BuildForce report shows labour sourcing crucial to meet growing job demands in B.C.

posted on February 3, 2020

By Journal of Commerce |

A new forecast by BuildForce Canada predicts high construction volume and a surge in demand for workers will make finding new sources of labour crucial for B.C.’s construction industry.

BuildForce Canada’s 2020–2029 Construction and Maintenance Looking Forward shows that the industry is already facing high work volume. Significant non-residential projects and unprecedented levels of housing starts combined to push construction activity in B.C. to record levels in 2019.

The high levels of work are putting pressure on already strained labour demand. And according to BuildForce, the industry will need to source 11,700 additional workers by 2021.

The report’s analysis of tracked projects shows that construction demands will remain exceptionally high for the next couple of years and peak in the latter half of 2021. However, even as demand moderates somewhat over the scenario period, BuildForce forecasts that demand levels will remain well above 2019 levels.

BuildForce’s analysis stressed that when coupled with the anticipated retirement of baby boomers from the labour force, the industry will face a difficult battle to pace with recruitment, training, and its labour force development needs during the coming decade.

The report states that the province’s construction and maintenance industry will be dominated mostly by non-residential projects, while the residential sector will also remain strong, as mild declines in new housing construction will be offset by growing renovation and maintenance demands.

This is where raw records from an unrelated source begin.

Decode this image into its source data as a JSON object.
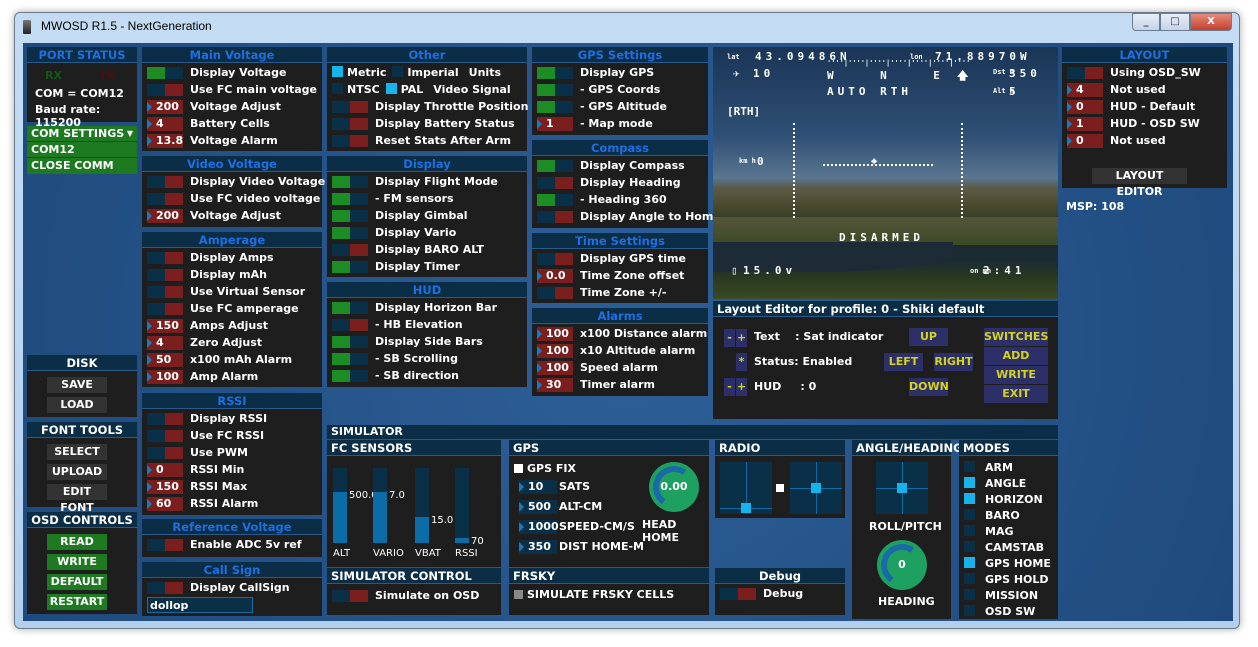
{
  "window": {
    "title": "MWOSD R1.5 - NextGeneration",
    "min": "_",
    "max": "□",
    "close": "X"
  },
  "port_status": {
    "title": "PORT STATUS",
    "rx": "RX",
    "tx": "TX",
    "com": "COM = COM12",
    "baud": "Baud rate: 115200"
  },
  "com_menu": {
    "items": [
      "COM SETTINGS",
      "COM12",
      "CLOSE COMM"
    ]
  },
  "disk": {
    "title": "DISK",
    "buttons": [
      "SAVE",
      "LOAD"
    ]
  },
  "font_tools": {
    "title": "FONT TOOLS",
    "buttons": [
      "SELECT",
      "UPLOAD",
      "EDIT FONT"
    ]
  },
  "osd_controls": {
    "title": "OSD CONTROLS",
    "buttons": [
      "READ",
      "WRITE",
      "DEFAULT",
      "RESTART"
    ]
  },
  "panels": {
    "main_voltage": {
      "title": "Main Voltage",
      "rows": [
        {
          "t": "toggle",
          "on": true,
          "label": "Display Voltage"
        },
        {
          "t": "toggle",
          "on": false,
          "label": "Use FC main voltage"
        },
        {
          "t": "value",
          "value": "200",
          "label": "Voltage Adjust"
        },
        {
          "t": "value",
          "value": "4",
          "label": "Battery Cells"
        },
        {
          "t": "value",
          "value": "13.8",
          "label": "Voltage Alarm"
        }
      ]
    },
    "video_voltage": {
      "title": "Video Voltage",
      "rows": [
        {
          "t": "toggle",
          "on": false,
          "label": "Display Video Voltage"
        },
        {
          "t": "toggle",
          "on": false,
          "label": "Use FC video voltage"
        },
        {
          "t": "value",
          "value": "200",
          "label": "Voltage Adjust"
        }
      ]
    },
    "amperage": {
      "title": "Amperage",
      "rows": [
        {
          "t": "toggle",
          "on": false,
          "label": "Display Amps"
        },
        {
          "t": "toggle",
          "on": false,
          "label": "Display mAh"
        },
        {
          "t": "toggle",
          "on": false,
          "label": "Use Virtual Sensor"
        },
        {
          "t": "toggle",
          "on": false,
          "label": "Use FC amperage"
        },
        {
          "t": "value",
          "value": "150",
          "label": "Amps Adjust"
        },
        {
          "t": "value",
          "value": "4",
          "label": "Zero Adjust"
        },
        {
          "t": "value",
          "value": "50",
          "label": "x100 mAh Alarm"
        },
        {
          "t": "value",
          "value": "100",
          "label": "Amp Alarm"
        }
      ]
    },
    "rssi": {
      "title": "RSSI",
      "rows": [
        {
          "t": "toggle",
          "on": false,
          "label": "Display RSSI"
        },
        {
          "t": "toggle",
          "on": false,
          "label": "Use FC RSSI"
        },
        {
          "t": "toggle",
          "on": false,
          "label": "Use PWM"
        },
        {
          "t": "value",
          "value": "0",
          "label": "RSSI Min"
        },
        {
          "t": "value",
          "value": "150",
          "label": "RSSI Max"
        },
        {
          "t": "value",
          "value": "60",
          "label": "RSSI Alarm"
        }
      ]
    },
    "ref_voltage": {
      "title": "Reference Voltage",
      "rows": [
        {
          "t": "toggle",
          "on": false,
          "label": "Enable ADC 5v ref"
        }
      ]
    },
    "call_sign": {
      "title": "Call Sign",
      "rows": [
        {
          "t": "toggle",
          "on": false,
          "label": "Display CallSign"
        },
        {
          "t": "input",
          "value": "dollop"
        }
      ]
    },
    "other": {
      "title": "Other",
      "rows": [
        {
          "t": "radio",
          "options": [
            {
              "label": "Metric",
              "on": true
            },
            {
              "label": "Imperial",
              "on": false
            }
          ],
          "label": "Units"
        },
        {
          "t": "radio",
          "options": [
            {
              "label": "NTSC",
              "on": false
            },
            {
              "label": "PAL",
              "on": true
            }
          ],
          "label": "Video Signal"
        },
        {
          "t": "toggle",
          "on": false,
          "label": "Display Throttle Position"
        },
        {
          "t": "toggle",
          "on": false,
          "label": "Display Battery Status"
        },
        {
          "t": "toggle",
          "on": false,
          "label": "Reset Stats After Arm"
        }
      ]
    },
    "display": {
      "title": "Display",
      "rows": [
        {
          "t": "toggle",
          "on": true,
          "label": "Display Flight Mode"
        },
        {
          "t": "toggle",
          "on": true,
          "label": " - FM sensors"
        },
        {
          "t": "toggle",
          "on": true,
          "label": "Display Gimbal"
        },
        {
          "t": "toggle",
          "on": true,
          "label": "Display Vario"
        },
        {
          "t": "toggle",
          "on": false,
          "label": "Display BARO ALT"
        },
        {
          "t": "toggle",
          "on": true,
          "label": "Display Timer"
        }
      ]
    },
    "hud": {
      "title": "HUD",
      "rows": [
        {
          "t": "toggle",
          "on": true,
          "label": "Display Horizon Bar"
        },
        {
          "t": "toggle",
          "on": false,
          "label": " - HB Elevation"
        },
        {
          "t": "toggle",
          "on": true,
          "label": "Display Side Bars"
        },
        {
          "t": "toggle",
          "on": true,
          "label": " - SB Scrolling"
        },
        {
          "t": "toggle",
          "on": true,
          "label": " - SB direction"
        }
      ]
    },
    "gps_settings": {
      "title": "GPS Settings",
      "rows": [
        {
          "t": "toggle",
          "on": true,
          "label": "Display GPS"
        },
        {
          "t": "toggle",
          "on": true,
          "label": " - GPS Coords"
        },
        {
          "t": "toggle",
          "on": true,
          "label": " - GPS Altitude"
        },
        {
          "t": "value",
          "value": "1",
          "label": " - Map mode"
        }
      ]
    },
    "compass": {
      "title": "Compass",
      "rows": [
        {
          "t": "toggle",
          "on": true,
          "label": "Display Compass"
        },
        {
          "t": "toggle",
          "on": false,
          "label": "Display Heading"
        },
        {
          "t": "toggle",
          "on": true,
          "label": " - Heading 360"
        },
        {
          "t": "toggle",
          "on": false,
          "label": "Display Angle to Home"
        }
      ]
    },
    "time_settings": {
      "title": "Time Settings",
      "rows": [
        {
          "t": "toggle",
          "on": false,
          "label": "Display GPS time"
        },
        {
          "t": "value",
          "value": "0.0",
          "label": "Time Zone offset"
        },
        {
          "t": "toggle",
          "on": false,
          "label": "Time Zone +/-"
        }
      ]
    },
    "alarms": {
      "title": "Alarms",
      "rows": [
        {
          "t": "value",
          "value": "100",
          "label": "x100 Distance alarm"
        },
        {
          "t": "value",
          "value": "100",
          "label": "x10   Altitude alarm"
        },
        {
          "t": "value",
          "value": "100",
          "label": "Speed alarm"
        },
        {
          "t": "value",
          "value": "30",
          "label": "Timer alarm"
        }
      ]
    },
    "layout": {
      "title": "LAYOUT",
      "rows": [
        {
          "t": "toggle",
          "on": false,
          "label": "Using OSD_SW"
        },
        {
          "t": "value",
          "value": "4",
          "label": "Not used"
        },
        {
          "t": "value",
          "value": "0",
          "label": "HUD - Default"
        },
        {
          "t": "value",
          "value": "1",
          "label": "HUD - OSD SW"
        },
        {
          "t": "value",
          "value": "0",
          "label": "Not used"
        }
      ]
    }
  },
  "layout_extra": {
    "editor_button": "LAYOUT EDITOR",
    "msp": "MSP: 108"
  },
  "osd": {
    "lat_label": "lat",
    "lat": "43.09486N",
    "lon_label": "lon",
    "lon": "71.88970W",
    "sats": "10",
    "compass": "W    N    E",
    "dst": "350",
    "dst_label": "Dst m",
    "mode": "AUTO RTH",
    "alt": "5",
    "alt_label": "Alt m",
    "rth": "[RTH]",
    "speed": "0",
    "speed_label": "km h",
    "status": "DISARMED",
    "battery": "15.0v",
    "timer": "2:41",
    "timer_label": "on mn"
  },
  "layout_editor": {
    "title": "Layout Editor for profile: 0 - Shiki default",
    "minus": "-",
    "plus": "+",
    "star": "*",
    "text": "Text    : Sat indicator",
    "status": "Status: Enabled",
    "hud": "HUD     : 0",
    "up": "UP",
    "left": "LEFT",
    "right": "RIGHT",
    "down": "DOWN",
    "switches": "SWITCHES",
    "add": "ADD",
    "write": "WRITE",
    "exit": "EXIT"
  },
  "simulator": {
    "title": "SIMULATOR",
    "fc_sensors": {
      "title": "FC SENSORS",
      "bars": [
        {
          "label": "ALT",
          "value": "500.0",
          "fill": 0.68
        },
        {
          "label": "VARIO",
          "value": "7.0",
          "fill": 0.68
        },
        {
          "label": "VBAT",
          "value": "15.0",
          "fill": 0.35
        },
        {
          "label": "RSSI",
          "value": "70",
          "fill": 0.07
        }
      ]
    },
    "gps": {
      "title": "GPS",
      "fix": "GPS FIX",
      "fields": [
        {
          "value": "10",
          "label": "SATS"
        },
        {
          "value": "500",
          "label": "ALT-CM"
        },
        {
          "value": "1000",
          "label": "SPEED-CM/S"
        },
        {
          "value": "350",
          "label": "DIST HOME-M"
        }
      ],
      "head_home": "0.00",
      "head_home_label": "HEAD HOME"
    },
    "radio": {
      "title": "RADIO"
    },
    "angle": {
      "title": "ANGLE/HEADING",
      "roll_pitch": "ROLL/PITCH",
      "heading": "0",
      "heading_label": "HEADING"
    },
    "modes": {
      "title": "MODES",
      "items": [
        {
          "label": "ARM",
          "on": false
        },
        {
          "label": "ANGLE",
          "on": true
        },
        {
          "label": "HORIZON",
          "on": true
        },
        {
          "label": "BARO",
          "on": false
        },
        {
          "label": "MAG",
          "on": false
        },
        {
          "label": "CAMSTAB",
          "on": false
        },
        {
          "label": "GPS HOME",
          "on": true
        },
        {
          "label": "GPS HOLD",
          "on": false
        },
        {
          "label": "MISSION",
          "on": false
        },
        {
          "label": "OSD SW",
          "on": false
        }
      ]
    },
    "control": {
      "title": "SIMULATOR CONTROL",
      "label": "Simulate on OSD"
    },
    "frsky": {
      "title": "FRSKY",
      "label": "SIMULATE FRSKY CELLS"
    },
    "debug": {
      "title": "Debug",
      "label": "Debug"
    }
  },
  "colors": {
    "panel": "#1e1e1e",
    "header_text": "#1f6fe0",
    "toggle_on": "#1e8c24",
    "toggle_off": "#7a1e1e",
    "mode_on": "#16b4ea",
    "editor_text": "#d4d418"
  }
}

“Unemployment in the B.C. construction industry remains at historically low levels, below 4 per cent,” said Bill Ferreira, executive director of BuildForce Canada. “While the industry will need to focus on long-term recruitment and skills development strategies, worker mobility will be critical to meeting the province’s anticipated construction needs, particularly over the short term.”

Read more